** Opening The data block **
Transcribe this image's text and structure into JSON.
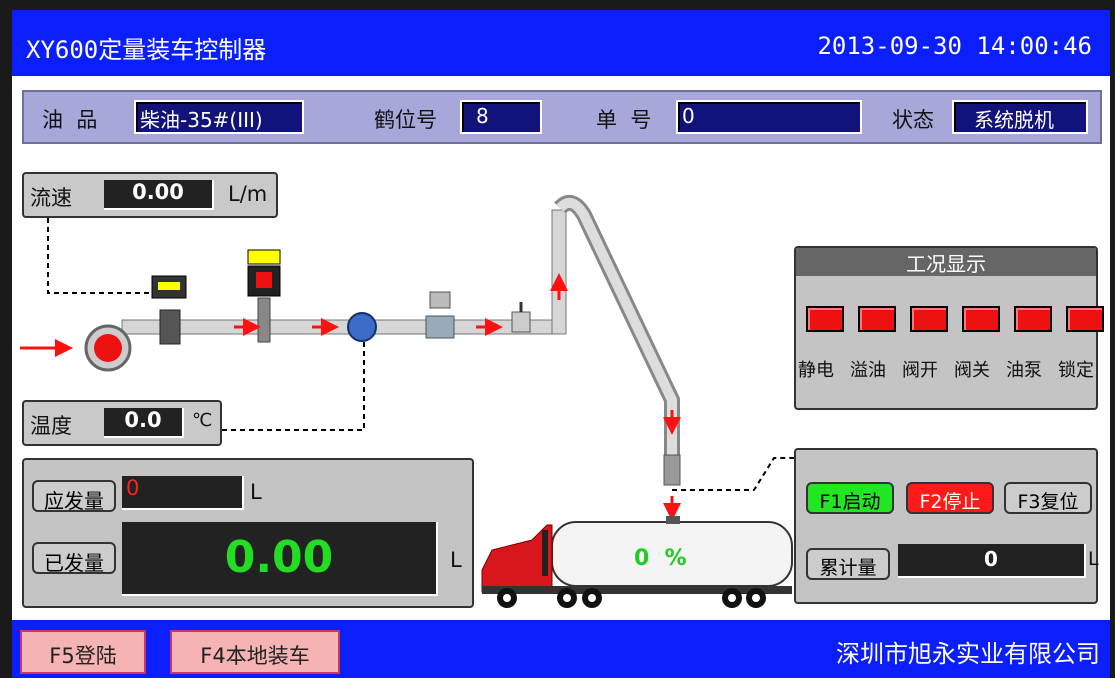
{
  "title": "XY600定量装车控制器",
  "datetime": "2013-09-30 14:00:46",
  "info": {
    "oil_label": "油  品",
    "oil_value": "柴油-35#(III)",
    "crane_label": "鹤位号",
    "crane_value": "8",
    "order_label": "单  号",
    "order_value": "0",
    "status_label": "状态",
    "status_value": "系统脱机"
  },
  "flow": {
    "label": "流速",
    "value": "0.00",
    "unit": "L/m"
  },
  "temp": {
    "label": "温度",
    "value": "0.0",
    "unit": "℃"
  },
  "volume": {
    "planned_label": "应发量",
    "planned_value": "0",
    "planned_unit": "L",
    "loaded_label": "已发量",
    "loaded_value": "0.00",
    "loaded_unit": "L"
  },
  "tank_percent": "0  %",
  "status_panel": {
    "title": "工况显示",
    "items": [
      "静电",
      "溢油",
      "阀开",
      "阀关",
      "油泵",
      "锁定"
    ]
  },
  "controls": {
    "start": "F1启动",
    "stop": "F2停止",
    "reset": "F3复位",
    "total_label": "累计量",
    "total_value": "0",
    "total_unit": "L"
  },
  "footer": {
    "login": "F5登陆",
    "local": "F4本地装车",
    "company": "深圳市旭永实业有限公司"
  },
  "colors": {
    "title_bar": "#0b1ffc",
    "led_red": "#e11111",
    "start_green": "#22e622",
    "stop_red": "#ff1a1a",
    "value_green": "#22dd22"
  }
}
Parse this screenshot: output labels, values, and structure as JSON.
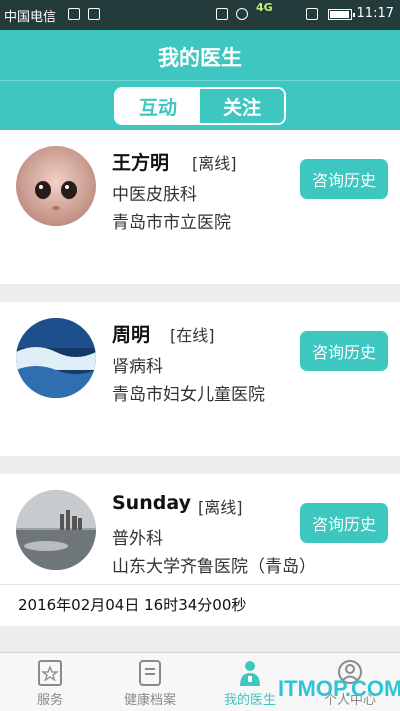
{
  "status_bar": {
    "carrier": "中国电信",
    "network": "4G",
    "time": "11:17"
  },
  "header": {
    "title": "我的医生",
    "tabs": [
      {
        "label": "互动",
        "active": true
      },
      {
        "label": "关注",
        "active": false
      }
    ]
  },
  "doctors": [
    {
      "name": "王方明",
      "status": "[离线]",
      "department": "中医皮肤科",
      "hospital": "青岛市市立医院",
      "consult_label": "咨询历史",
      "avatar": "doll-face-photo"
    },
    {
      "name": "周明",
      "status": "[在线]",
      "department": "肾病科",
      "hospital": "青岛市妇女儿童医院",
      "consult_label": "咨询历史",
      "avatar": "ocean-wave-photo"
    },
    {
      "name": "Sunday",
      "status": "[离线]",
      "department": "普外科",
      "hospital": "山东大学齐鲁医院（青岛）",
      "consult_label": "咨询历史",
      "avatar": "sea-skyline-photo",
      "timestamp": "2016年02月04日 16时34分00秒"
    }
  ],
  "tabbar": {
    "items": [
      {
        "label": "服务",
        "icon": "star-page-icon",
        "active": false
      },
      {
        "label": "健康档案",
        "icon": "record-book-icon",
        "active": false
      },
      {
        "label": "我的医生",
        "icon": "doctor-icon",
        "active": true
      },
      {
        "label": "个人中心",
        "icon": "person-icon",
        "active": false
      }
    ]
  },
  "watermark": "ITMOP.COM",
  "colors": {
    "accent": "#3ec7c0",
    "status_bar": "#233c3b"
  }
}
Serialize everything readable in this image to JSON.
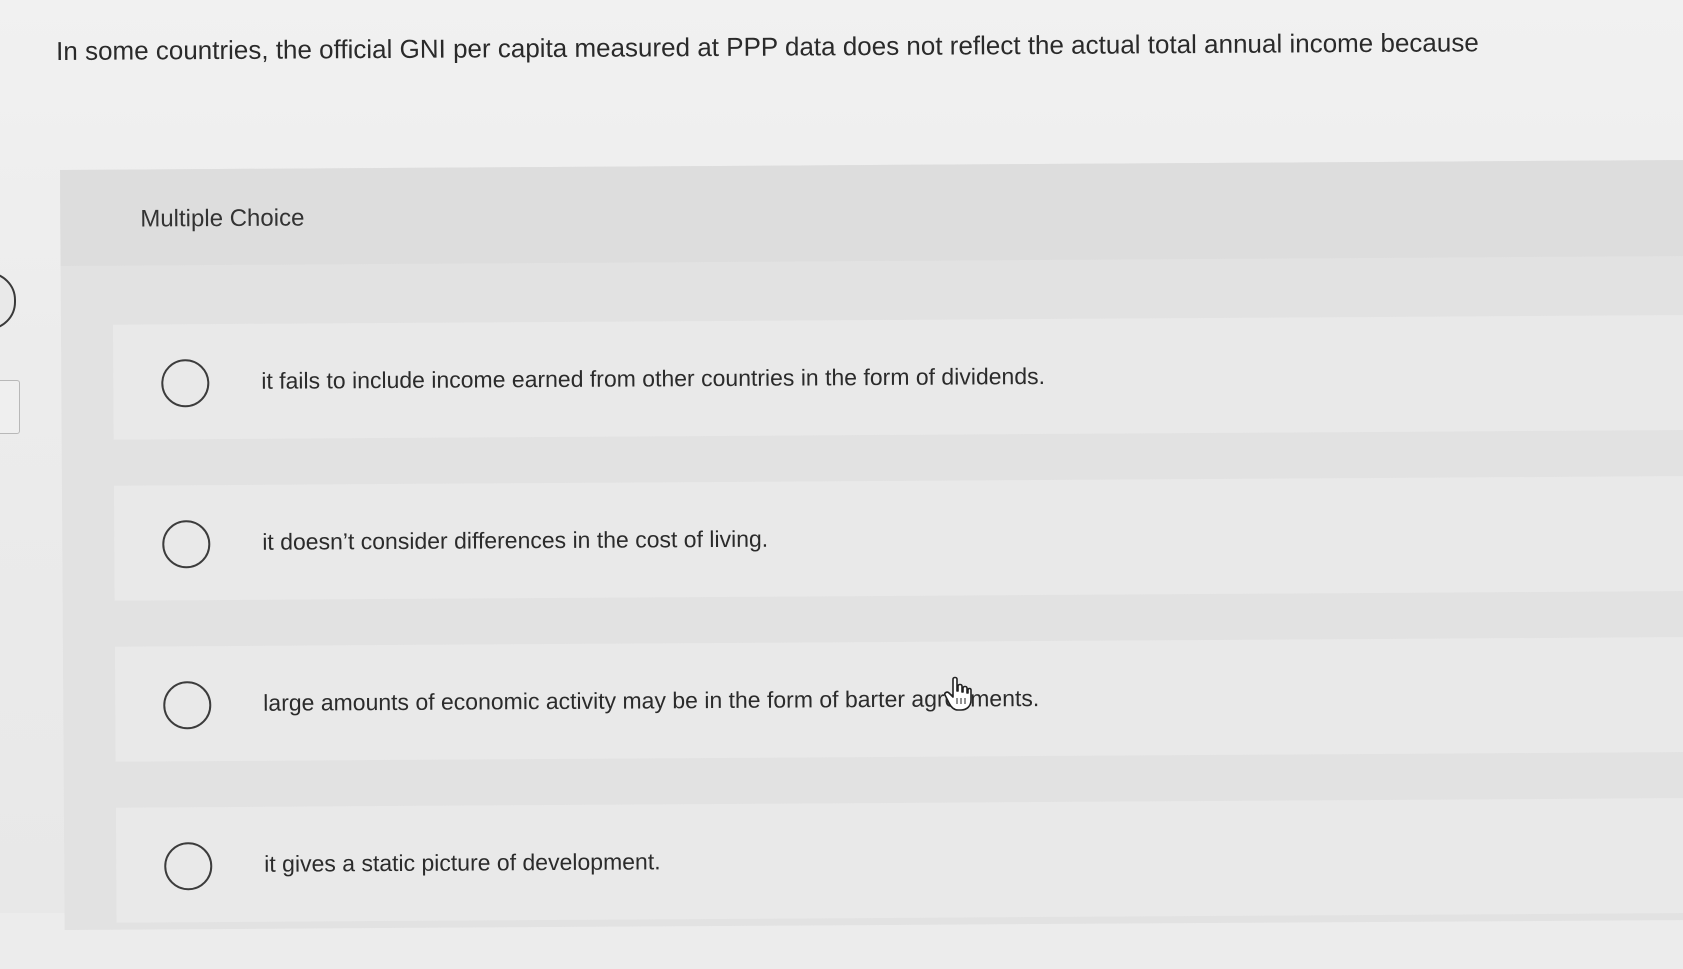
{
  "question": {
    "text": "In some countries, the official GNI per capita measured at PPP data does not reflect the actual total annual income because"
  },
  "multiple_choice": {
    "title": "Multiple Choice",
    "options": [
      {
        "label": "it fails to include income earned from other countries in the form of dividends."
      },
      {
        "label": "it doesn’t consider differences in the cost of living."
      },
      {
        "label": "large amounts of economic activity may be in the form of barter agreements."
      },
      {
        "label": "it gives a static picture of development."
      }
    ]
  },
  "icons": {
    "radio": "radio-button-unselected-icon",
    "cursor": "hand-pointer-icon"
  },
  "colors": {
    "background": "#ececec",
    "panel": "#e2e2e2",
    "text": "#2b2b2b"
  }
}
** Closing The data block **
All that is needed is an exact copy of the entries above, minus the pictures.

Transcribe this image's text and structure into JSON.
{
  "title": "XY600定量装车控制器",
  "datetime": "2013-09-30 14:00:46",
  "info": {
    "oil_label": "油  品",
    "oil_value": "柴油-35#(III)",
    "crane_label": "鹤位号",
    "crane_value": "8",
    "order_label": "单  号",
    "order_value": "0",
    "status_label": "状态",
    "status_value": "系统脱机"
  },
  "flow": {
    "label": "流速",
    "value": "0.00",
    "unit": "L/m"
  },
  "temp": {
    "label": "温度",
    "value": "0.0",
    "unit": "℃"
  },
  "volume": {
    "planned_label": "应发量",
    "planned_value": "0",
    "planned_unit": "L",
    "loaded_label": "已发量",
    "loaded_value": "0.00",
    "loaded_unit": "L"
  },
  "tank_percent": "0  %",
  "status_panel": {
    "title": "工况显示",
    "items": [
      "静电",
      "溢油",
      "阀开",
      "阀关",
      "油泵",
      "锁定"
    ]
  },
  "controls": {
    "start": "F1启动",
    "stop": "F2停止",
    "reset": "F3复位",
    "total_label": "累计量",
    "total_value": "0",
    "total_unit": "L"
  },
  "footer": {
    "login": "F5登陆",
    "local": "F4本地装车",
    "company": "深圳市旭永实业有限公司"
  },
  "colors": {
    "title_bar": "#0b1ffc",
    "led_red": "#e11111",
    "start_green": "#22e622",
    "stop_red": "#ff1a1a",
    "value_green": "#22dd22"
  }
}
Parse this screenshot: output labels, values, and structure as JSON.
{
  "status_bar": {
    "carrier": "中国电信",
    "network": "4G",
    "time": "11:17"
  },
  "header": {
    "title": "我的医生",
    "tabs": [
      {
        "label": "互动",
        "active": true
      },
      {
        "label": "关注",
        "active": false
      }
    ]
  },
  "doctors": [
    {
      "name": "王方明",
      "status": "[离线]",
      "department": "中医皮肤科",
      "hospital": "青岛市市立医院",
      "consult_label": "咨询历史",
      "avatar": "doll-face-photo"
    },
    {
      "name": "周明",
      "status": "[在线]",
      "department": "肾病科",
      "hospital": "青岛市妇女儿童医院",
      "consult_label": "咨询历史",
      "avatar": "ocean-wave-photo"
    },
    {
      "name": "Sunday",
      "status": "[离线]",
      "department": "普外科",
      "hospital": "山东大学齐鲁医院（青岛）",
      "consult_label": "咨询历史",
      "avatar": "sea-skyline-photo",
      "timestamp": "2016年02月04日 16时34分00秒"
    }
  ],
  "tabbar": {
    "items": [
      {
        "label": "服务",
        "icon": "star-page-icon",
        "active": false
      },
      {
        "label": "健康档案",
        "icon": "record-book-icon",
        "active": false
      },
      {
        "label": "我的医生",
        "icon": "doctor-icon",
        "active": true
      },
      {
        "label": "个人中心",
        "icon": "person-icon",
        "active": false
      }
    ]
  },
  "watermark": "ITMOP.COM",
  "colors": {
    "accent": "#3ec7c0",
    "status_bar": "#233c3b"
  }
}
Serialize everything readable in this image to JSON.
{
  "question": {
    "text": "In some countries, the official GNI per capita measured at PPP data does not reflect the actual total annual income because"
  },
  "multiple_choice": {
    "title": "Multiple Choice",
    "options": [
      {
        "label": "it fails to include income earned from other countries in the form of dividends."
      },
      {
        "label": "it doesn’t consider differences in the cost of living."
      },
      {
        "label": "large amounts of economic activity may be in the form of barter agreements."
      },
      {
        "label": "it gives a static picture of development."
      }
    ]
  },
  "icons": {
    "radio": "radio-button-unselected-icon",
    "cursor": "hand-pointer-icon"
  },
  "colors": {
    "background": "#ececec",
    "panel": "#e2e2e2",
    "text": "#2b2b2b"
  }
}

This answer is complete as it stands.